Prompt: Which lines of the records below contain the word "window"? Report each of them in full.

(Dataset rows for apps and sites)
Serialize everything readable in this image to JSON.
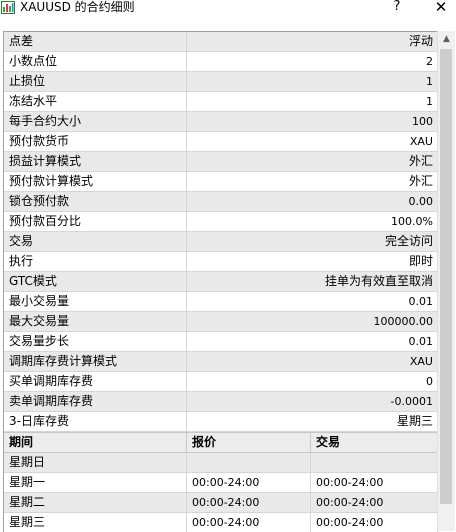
{
  "window": {
    "title": "XAUUSD 的合约细则",
    "help": "?",
    "close": "✕"
  },
  "properties": [
    {
      "name": "点差",
      "value": "浮动"
    },
    {
      "name": "小数点位",
      "value": "2"
    },
    {
      "name": "止损位",
      "value": "1"
    },
    {
      "name": "冻结水平",
      "value": "1"
    },
    {
      "name": "每手合约大小",
      "value": "100"
    },
    {
      "name": "预付款货币",
      "value": "XAU"
    },
    {
      "name": "损益计算模式",
      "value": "外汇"
    },
    {
      "name": "预付款计算模式",
      "value": "外汇"
    },
    {
      "name": "锁仓预付款",
      "value": "0.00"
    },
    {
      "name": "预付款百分比",
      "value": "100.0%"
    },
    {
      "name": "交易",
      "value": "完全访问"
    },
    {
      "name": "执行",
      "value": "即时"
    },
    {
      "name": "GTC模式",
      "value": "挂单为有效直至取消"
    },
    {
      "name": "最小交易量",
      "value": "0.01"
    },
    {
      "name": "最大交易量",
      "value": "100000.00"
    },
    {
      "name": "交易量步长",
      "value": "0.01"
    },
    {
      "name": "调期库存费计算模式",
      "value": "XAU"
    },
    {
      "name": "买单调期库存费",
      "value": "0"
    },
    {
      "name": "卖单调期库存费",
      "value": "-0.0001"
    },
    {
      "name": "3-日库存费",
      "value": "星期三"
    }
  ],
  "sessions": {
    "headers": [
      "期间",
      "报价",
      "交易"
    ],
    "rows": [
      {
        "day": "星期日",
        "quote": "",
        "trade": ""
      },
      {
        "day": "星期一",
        "quote": "00:00-24:00",
        "trade": "00:00-24:00"
      },
      {
        "day": "星期二",
        "quote": "00:00-24:00",
        "trade": "00:00-24:00"
      },
      {
        "day": "星期三",
        "quote": "00:00-24:00",
        "trade": "00:00-24:00"
      }
    ]
  },
  "icons": {
    "title_icon": "chart-window-icon",
    "scroll_up": "arrow-up-icon"
  }
}
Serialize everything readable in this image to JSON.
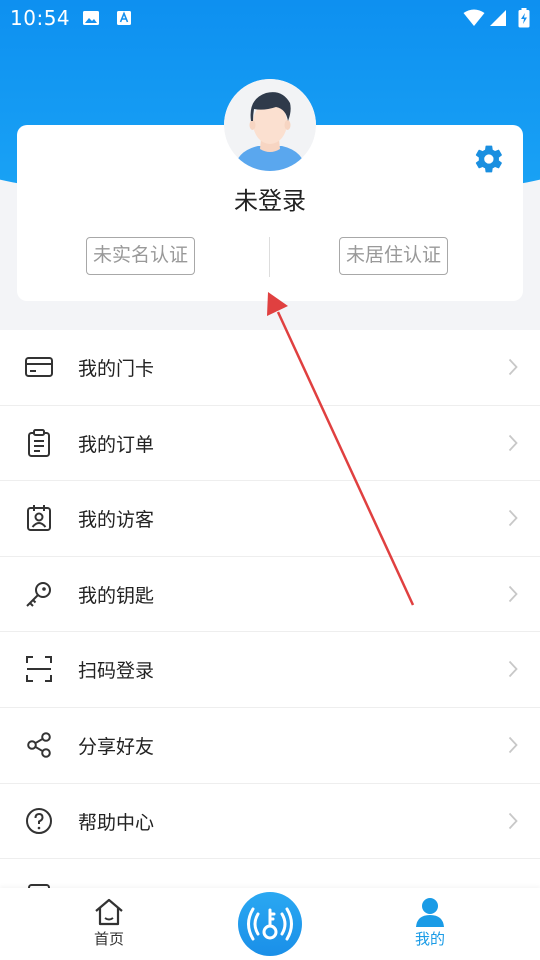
{
  "status_bar": {
    "time": "10:54"
  },
  "profile": {
    "title": "未登录",
    "real_name_cert": "未实名认证",
    "residence_cert": "未居住认证"
  },
  "menu": {
    "items": [
      {
        "label": "我的门卡",
        "icon": "card-icon"
      },
      {
        "label": "我的订单",
        "icon": "clipboard-icon"
      },
      {
        "label": "我的访客",
        "icon": "visitor-badge-icon"
      },
      {
        "label": "我的钥匙",
        "icon": "key-icon"
      },
      {
        "label": "扫码登录",
        "icon": "scan-icon"
      },
      {
        "label": "分享好友",
        "icon": "share-icon"
      },
      {
        "label": "帮助中心",
        "icon": "help-icon"
      }
    ]
  },
  "tabbar": {
    "home_label": "首页",
    "mine_label": "我的",
    "active_color": "#1a9be6"
  },
  "colors": {
    "accent": "#1a9be6",
    "annotation_arrow": "#e04040"
  }
}
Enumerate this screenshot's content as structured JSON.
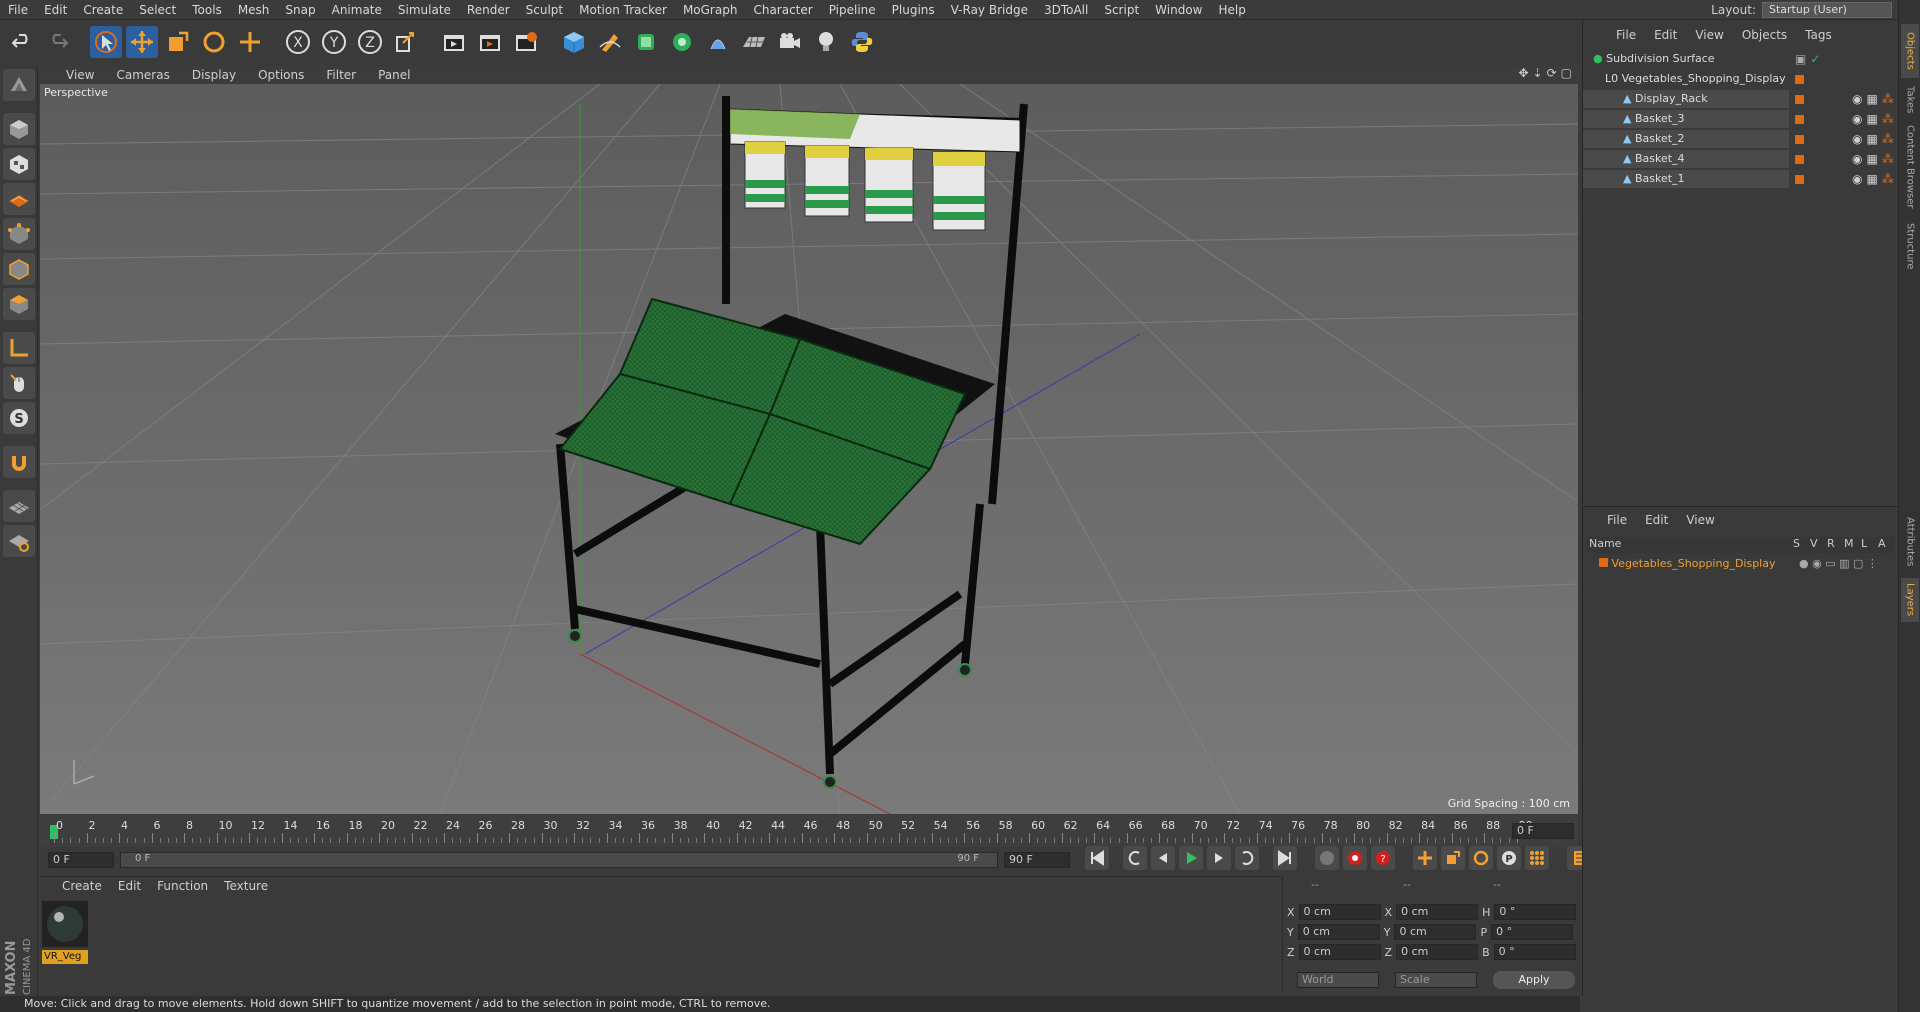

Exercise result:
  "window": {
    "title_icon": "chart-window-icon",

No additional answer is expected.